From the entries, copy each line that includes "פלעסטיק".

--- Excerpted records Enclosed Below ---

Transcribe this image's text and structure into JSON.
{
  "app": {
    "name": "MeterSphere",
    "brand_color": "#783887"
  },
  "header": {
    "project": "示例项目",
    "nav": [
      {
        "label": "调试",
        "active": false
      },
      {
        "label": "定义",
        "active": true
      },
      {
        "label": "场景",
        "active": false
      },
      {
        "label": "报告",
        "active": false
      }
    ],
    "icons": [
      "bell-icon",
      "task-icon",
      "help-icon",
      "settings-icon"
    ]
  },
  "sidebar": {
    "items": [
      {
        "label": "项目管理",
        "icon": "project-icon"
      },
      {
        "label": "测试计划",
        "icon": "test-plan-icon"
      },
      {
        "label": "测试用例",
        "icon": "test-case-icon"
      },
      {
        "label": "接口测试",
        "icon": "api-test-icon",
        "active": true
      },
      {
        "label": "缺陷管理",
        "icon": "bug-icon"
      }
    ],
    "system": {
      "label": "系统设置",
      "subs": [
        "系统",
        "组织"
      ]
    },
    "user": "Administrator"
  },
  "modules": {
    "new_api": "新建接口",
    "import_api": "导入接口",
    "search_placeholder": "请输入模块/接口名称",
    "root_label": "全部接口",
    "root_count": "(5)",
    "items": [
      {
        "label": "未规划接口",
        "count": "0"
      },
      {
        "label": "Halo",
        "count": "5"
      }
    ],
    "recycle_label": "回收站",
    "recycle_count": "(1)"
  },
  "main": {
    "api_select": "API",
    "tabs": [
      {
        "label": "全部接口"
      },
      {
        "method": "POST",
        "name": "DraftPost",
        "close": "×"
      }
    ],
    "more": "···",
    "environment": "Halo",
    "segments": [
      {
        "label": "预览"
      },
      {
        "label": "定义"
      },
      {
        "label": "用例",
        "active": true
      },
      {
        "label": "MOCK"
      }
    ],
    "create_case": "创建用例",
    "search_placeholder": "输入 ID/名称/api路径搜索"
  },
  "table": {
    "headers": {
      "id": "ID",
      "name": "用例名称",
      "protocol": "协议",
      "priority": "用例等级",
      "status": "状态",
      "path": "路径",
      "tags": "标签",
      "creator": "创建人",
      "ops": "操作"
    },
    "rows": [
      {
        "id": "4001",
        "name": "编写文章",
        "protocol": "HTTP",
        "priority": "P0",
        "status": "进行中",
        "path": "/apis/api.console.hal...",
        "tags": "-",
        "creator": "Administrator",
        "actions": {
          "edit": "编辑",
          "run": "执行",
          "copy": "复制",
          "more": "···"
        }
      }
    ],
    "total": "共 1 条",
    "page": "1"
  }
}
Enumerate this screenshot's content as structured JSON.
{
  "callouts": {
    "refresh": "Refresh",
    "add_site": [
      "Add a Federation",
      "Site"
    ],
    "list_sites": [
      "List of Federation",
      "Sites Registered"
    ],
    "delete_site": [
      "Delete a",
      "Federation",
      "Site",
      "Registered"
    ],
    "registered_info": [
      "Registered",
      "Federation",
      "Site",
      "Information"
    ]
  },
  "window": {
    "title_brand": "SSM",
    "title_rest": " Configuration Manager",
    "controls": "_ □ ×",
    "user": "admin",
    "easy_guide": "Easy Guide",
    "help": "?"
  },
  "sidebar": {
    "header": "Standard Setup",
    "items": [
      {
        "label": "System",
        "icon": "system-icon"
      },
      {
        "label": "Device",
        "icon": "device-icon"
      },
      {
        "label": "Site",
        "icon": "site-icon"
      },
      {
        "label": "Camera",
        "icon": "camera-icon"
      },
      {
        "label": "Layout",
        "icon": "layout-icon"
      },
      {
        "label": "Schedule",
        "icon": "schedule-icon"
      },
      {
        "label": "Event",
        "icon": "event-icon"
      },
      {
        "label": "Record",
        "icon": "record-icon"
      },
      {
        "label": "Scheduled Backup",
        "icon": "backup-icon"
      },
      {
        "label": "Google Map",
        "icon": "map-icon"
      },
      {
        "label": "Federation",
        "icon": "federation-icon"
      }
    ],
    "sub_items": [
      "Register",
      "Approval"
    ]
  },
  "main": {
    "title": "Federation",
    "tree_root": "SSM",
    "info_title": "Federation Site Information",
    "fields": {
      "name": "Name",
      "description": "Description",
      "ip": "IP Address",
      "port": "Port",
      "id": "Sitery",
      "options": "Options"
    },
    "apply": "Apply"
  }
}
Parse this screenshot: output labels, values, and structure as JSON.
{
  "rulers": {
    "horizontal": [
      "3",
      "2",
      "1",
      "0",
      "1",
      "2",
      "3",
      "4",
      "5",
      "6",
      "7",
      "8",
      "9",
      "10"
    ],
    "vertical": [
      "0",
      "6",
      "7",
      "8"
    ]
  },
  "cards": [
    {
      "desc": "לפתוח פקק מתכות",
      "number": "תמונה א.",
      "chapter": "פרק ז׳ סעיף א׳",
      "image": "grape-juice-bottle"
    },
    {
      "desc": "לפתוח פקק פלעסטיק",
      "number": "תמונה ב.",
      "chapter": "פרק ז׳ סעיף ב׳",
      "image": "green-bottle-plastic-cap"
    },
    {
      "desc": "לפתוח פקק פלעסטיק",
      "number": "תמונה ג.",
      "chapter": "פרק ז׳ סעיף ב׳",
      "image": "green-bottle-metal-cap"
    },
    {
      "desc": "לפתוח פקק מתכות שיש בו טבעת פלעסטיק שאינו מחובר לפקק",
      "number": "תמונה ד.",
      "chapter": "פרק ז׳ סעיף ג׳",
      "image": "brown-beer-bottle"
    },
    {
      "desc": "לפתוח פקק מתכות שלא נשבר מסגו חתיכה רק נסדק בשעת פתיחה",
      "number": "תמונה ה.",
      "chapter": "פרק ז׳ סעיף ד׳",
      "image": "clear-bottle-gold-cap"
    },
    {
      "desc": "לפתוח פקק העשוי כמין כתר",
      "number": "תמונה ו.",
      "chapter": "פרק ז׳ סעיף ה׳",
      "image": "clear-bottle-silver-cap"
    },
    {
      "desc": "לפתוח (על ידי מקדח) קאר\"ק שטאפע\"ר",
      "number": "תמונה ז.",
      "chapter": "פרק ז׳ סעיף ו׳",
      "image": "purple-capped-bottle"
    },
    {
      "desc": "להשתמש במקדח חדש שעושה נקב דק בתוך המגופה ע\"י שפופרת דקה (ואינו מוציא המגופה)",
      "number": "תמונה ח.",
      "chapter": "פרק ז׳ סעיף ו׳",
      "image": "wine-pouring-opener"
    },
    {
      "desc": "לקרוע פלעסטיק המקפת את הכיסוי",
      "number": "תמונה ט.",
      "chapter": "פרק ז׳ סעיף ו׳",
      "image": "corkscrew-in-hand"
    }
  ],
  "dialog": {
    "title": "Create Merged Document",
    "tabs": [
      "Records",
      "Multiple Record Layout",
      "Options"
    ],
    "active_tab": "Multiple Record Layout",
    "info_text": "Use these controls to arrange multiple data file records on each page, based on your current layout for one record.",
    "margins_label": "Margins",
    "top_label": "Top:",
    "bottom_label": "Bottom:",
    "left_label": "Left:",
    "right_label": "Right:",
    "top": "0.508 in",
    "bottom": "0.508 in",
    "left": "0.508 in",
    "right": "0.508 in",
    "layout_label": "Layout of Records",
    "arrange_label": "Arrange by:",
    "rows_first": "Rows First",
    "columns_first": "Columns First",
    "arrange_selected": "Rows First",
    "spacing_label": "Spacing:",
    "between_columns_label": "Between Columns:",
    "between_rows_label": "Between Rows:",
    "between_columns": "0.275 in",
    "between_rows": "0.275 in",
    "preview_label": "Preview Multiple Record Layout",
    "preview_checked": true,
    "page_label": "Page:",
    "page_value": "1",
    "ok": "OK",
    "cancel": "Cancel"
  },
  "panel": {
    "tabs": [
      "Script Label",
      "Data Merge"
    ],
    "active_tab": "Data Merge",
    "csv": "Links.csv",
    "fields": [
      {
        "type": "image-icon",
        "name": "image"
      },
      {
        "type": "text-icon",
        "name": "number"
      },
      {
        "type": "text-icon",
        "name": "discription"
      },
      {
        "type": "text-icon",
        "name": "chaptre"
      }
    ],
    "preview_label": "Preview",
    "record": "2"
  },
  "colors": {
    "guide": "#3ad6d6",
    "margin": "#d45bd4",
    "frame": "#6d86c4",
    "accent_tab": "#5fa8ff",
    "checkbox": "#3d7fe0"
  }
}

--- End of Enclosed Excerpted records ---

Exercise result:
      "desc": "לפתוח פקק פלעסטיק",
      "desc": "לפתוח פקק פלעסטיק",
      "desc": "לפתוח פקק מתכות שיש בו טבעת פלעסטיק שאינו מחובר לפקק",
      "desc": "לקרוע פלעסטיק המקפת את הכיסוי",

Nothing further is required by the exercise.